 Teachers will support progression in mathematics in a wide variety of ways:

  • Making learning visual, auditory and kinaesthetic

  • Model and explain thinking daily

  • Encourage pupil modelling daily

  • Encourage and supply use of practical equipment. Examples of which are shown below.
  • Specifically teach vocabulary relevant to mathematics daily
  • Ask probing and open-ended mathematical questions using Blooms taxonomy approach
  • (For example: What do you notice? What do you wonder? What’s the same? What’s different? Which is the odd one out and why? Is it always true, sometimes true or never true?)
  • Develop growth mindset thinking of both the staff and children by: valuing mistakes and persistence; promoting confidence; modelling no fear of failure; having a ‘can do’ approach

Assessment for Learning (AfL) is an integral part of all maths lessons and there are regular stops during lessons where there is feedback on progress made so far.  

 

This may be in the form of self or peer assessment, teacher-led mini plenaries or visualiser stops (VS). Traffic light coloured cups are often used as part of the self-assessment process. Assessment is constantly evolving and informs planning and teaching day-to-day to nurture children of all abilities and strengths.

 

Pupils each have a ‘learning ladder’ at the front of their books which mirrors the National Curriculum. Objectives are highlighted off when the children’s knowledge is secure and embedded in the long term memory.
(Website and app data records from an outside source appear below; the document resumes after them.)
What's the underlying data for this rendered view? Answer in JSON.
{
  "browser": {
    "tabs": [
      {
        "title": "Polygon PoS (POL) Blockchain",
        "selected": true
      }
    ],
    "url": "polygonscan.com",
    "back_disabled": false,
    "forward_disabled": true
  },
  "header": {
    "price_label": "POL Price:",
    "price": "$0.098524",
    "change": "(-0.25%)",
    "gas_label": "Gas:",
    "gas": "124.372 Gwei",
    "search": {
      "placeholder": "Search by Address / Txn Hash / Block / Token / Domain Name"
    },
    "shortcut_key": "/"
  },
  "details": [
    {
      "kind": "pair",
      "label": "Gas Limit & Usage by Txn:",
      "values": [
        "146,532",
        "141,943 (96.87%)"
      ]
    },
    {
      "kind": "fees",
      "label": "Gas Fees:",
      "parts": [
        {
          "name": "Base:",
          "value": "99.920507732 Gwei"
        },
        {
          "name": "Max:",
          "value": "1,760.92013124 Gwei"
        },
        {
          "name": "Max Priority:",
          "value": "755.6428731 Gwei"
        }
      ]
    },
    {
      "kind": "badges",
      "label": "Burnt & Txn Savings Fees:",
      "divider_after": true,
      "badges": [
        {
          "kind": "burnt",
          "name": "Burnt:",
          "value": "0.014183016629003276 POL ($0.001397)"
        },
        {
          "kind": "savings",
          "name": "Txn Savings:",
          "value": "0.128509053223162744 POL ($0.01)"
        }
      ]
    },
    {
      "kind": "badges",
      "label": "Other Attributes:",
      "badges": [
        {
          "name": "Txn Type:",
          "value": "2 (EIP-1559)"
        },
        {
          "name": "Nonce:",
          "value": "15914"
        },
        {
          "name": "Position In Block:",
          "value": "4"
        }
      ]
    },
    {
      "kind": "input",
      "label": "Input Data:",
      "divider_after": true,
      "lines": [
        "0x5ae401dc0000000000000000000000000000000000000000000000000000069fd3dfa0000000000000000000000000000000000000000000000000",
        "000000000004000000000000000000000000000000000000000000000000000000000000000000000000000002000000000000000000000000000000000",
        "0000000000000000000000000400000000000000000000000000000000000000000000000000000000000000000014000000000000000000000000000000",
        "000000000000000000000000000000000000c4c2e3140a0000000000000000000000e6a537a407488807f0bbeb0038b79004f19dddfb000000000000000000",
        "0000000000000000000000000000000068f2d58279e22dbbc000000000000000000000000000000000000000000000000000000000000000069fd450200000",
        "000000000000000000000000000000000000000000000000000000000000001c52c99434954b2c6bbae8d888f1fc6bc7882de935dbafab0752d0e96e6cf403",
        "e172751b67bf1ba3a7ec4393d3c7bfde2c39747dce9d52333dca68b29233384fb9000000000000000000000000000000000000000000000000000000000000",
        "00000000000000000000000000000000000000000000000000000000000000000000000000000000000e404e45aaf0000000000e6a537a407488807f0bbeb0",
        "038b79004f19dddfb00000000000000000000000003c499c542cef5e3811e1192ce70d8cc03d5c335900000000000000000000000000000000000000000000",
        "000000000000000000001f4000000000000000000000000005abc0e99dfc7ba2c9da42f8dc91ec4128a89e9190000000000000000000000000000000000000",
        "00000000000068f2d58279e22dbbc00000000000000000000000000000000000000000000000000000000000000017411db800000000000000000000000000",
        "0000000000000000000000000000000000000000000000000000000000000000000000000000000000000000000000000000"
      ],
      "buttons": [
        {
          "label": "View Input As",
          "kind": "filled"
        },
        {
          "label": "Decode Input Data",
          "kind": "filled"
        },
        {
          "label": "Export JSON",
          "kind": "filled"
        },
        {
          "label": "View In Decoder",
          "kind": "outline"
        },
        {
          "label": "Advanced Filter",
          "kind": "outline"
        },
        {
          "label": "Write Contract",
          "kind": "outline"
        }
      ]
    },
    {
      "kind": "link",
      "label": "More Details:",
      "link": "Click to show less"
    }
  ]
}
We aim for depth of understanding rather than superficial learning that moves on too quickly; we try to deepen children’s understanding so that they can apply their learning to a range of contexts – for example, teach the skill to someone else or flip a problem on its head - could they create their own? 

 

INSET training using Bloom’s questioning stems has helped ALL staff to continue to extend all children’s thinking through higher order questioning, as well as supporting them in now setting more open-ended tasks (especially for more able and G&T mathematicians).

 

Children through years 1 - 6 practise daily their KARFs - key age related facts. Each year has a half-termly set of facts to memorise and maintain. The questions are scaffolded upon for each half term.